Councillors have granted planning permission for a vast network of underground pipes to be installed throughout the town as part of the Glenrothes District Heating Scheme.
Members of Fife Council’s central area planning committee threw their weight behind the ambitious proposals on Monday, which will see miles of piping laid throughout the heart of the town to transport excess energy from the RWE biomass plant at Markinch.
Though councillors expressed some concern about the extent of pipe laying required, council case officer Alex Laidler insisted that any disruption would be kept to a minimum.
He told committee members: “There will be a need to connect pipework to homes.
“The pipework will generally follow the route of roads and will try and avoid existing utilities and greenspaces.
“All excavated land will be replaced as it is.”
The £17.1 million initiative is being spearheaded by the local authority in conjunction with energy firm RWE and the Scottish Government.
It aims to supply low-carbon heat to a range of businesses, public sector premises and homes through a vast network of underground pipes.
The project will take advantage of the heat capacity from the biomass plant, transporting it to the council’s buildings at Fife House and Rothesay House as early as January 2019.

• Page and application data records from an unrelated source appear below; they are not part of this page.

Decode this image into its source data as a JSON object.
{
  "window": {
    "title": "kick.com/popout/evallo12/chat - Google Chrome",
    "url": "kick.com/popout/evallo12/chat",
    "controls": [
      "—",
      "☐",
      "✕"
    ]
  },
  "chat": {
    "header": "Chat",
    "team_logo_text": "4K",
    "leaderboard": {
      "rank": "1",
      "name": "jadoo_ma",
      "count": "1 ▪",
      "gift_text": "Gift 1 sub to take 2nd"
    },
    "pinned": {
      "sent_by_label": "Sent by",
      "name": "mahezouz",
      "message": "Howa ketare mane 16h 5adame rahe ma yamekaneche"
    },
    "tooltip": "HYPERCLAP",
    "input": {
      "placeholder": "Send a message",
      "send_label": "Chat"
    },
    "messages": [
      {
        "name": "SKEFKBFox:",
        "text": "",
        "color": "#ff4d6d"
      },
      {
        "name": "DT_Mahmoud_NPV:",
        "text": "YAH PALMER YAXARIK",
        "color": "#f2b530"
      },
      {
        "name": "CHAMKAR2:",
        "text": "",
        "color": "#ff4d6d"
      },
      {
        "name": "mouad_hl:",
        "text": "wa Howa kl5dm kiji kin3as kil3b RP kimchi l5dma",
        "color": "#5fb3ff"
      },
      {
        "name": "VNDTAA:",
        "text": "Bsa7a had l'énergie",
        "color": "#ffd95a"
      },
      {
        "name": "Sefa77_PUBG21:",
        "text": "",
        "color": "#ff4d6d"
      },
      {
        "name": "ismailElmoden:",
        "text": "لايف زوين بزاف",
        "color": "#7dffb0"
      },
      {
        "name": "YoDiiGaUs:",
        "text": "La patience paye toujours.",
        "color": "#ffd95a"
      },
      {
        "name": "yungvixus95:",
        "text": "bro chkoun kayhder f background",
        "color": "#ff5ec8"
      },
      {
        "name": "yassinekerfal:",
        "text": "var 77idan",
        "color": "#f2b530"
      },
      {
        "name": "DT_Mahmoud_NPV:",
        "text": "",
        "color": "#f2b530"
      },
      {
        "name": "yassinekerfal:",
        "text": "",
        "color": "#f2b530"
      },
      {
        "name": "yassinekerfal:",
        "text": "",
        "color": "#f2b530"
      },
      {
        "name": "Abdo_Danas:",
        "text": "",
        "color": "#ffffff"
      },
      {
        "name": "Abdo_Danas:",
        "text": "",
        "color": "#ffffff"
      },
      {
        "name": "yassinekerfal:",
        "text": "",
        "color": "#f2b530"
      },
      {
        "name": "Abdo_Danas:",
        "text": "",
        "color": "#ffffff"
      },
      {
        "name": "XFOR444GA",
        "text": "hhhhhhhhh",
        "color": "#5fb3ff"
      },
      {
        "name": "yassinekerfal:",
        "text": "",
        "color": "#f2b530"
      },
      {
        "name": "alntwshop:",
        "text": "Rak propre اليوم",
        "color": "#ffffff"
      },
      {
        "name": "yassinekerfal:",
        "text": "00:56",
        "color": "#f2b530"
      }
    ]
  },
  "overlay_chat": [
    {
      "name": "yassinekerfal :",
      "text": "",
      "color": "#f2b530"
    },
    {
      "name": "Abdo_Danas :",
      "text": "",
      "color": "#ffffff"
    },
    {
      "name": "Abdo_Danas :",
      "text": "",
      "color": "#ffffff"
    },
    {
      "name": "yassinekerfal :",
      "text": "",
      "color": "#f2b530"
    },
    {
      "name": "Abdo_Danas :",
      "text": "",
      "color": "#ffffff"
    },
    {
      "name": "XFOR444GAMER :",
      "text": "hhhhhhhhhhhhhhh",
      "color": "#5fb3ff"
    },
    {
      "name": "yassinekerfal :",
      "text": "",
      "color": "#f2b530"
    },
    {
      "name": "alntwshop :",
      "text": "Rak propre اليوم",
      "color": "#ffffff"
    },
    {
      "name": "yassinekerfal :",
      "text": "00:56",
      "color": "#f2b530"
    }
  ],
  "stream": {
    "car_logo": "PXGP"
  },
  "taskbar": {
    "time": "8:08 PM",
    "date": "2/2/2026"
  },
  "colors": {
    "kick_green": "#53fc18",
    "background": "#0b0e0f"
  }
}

A further 327 homes have also been identified as potential beneficiaries, as well as the Rothes Halls and local library, major retailers, a social and community club and a local church.
While the project will initially focus on the town centre, further phases could see the network expand to more homes and to the south of the town, as far as Pitteuchar West Primary School, Fife College and the Michael Woods Sports and Leisure Centre.
Addressing further concerns from councillors that additional fuel may be needed to provide the necessary levels of heat, Mr Laidler continued: “The emphasis is on using the existing power plant.
“It effectively has waste heat and the aim of this is capturing about 80% of that heat to minimise any additional burning of material.”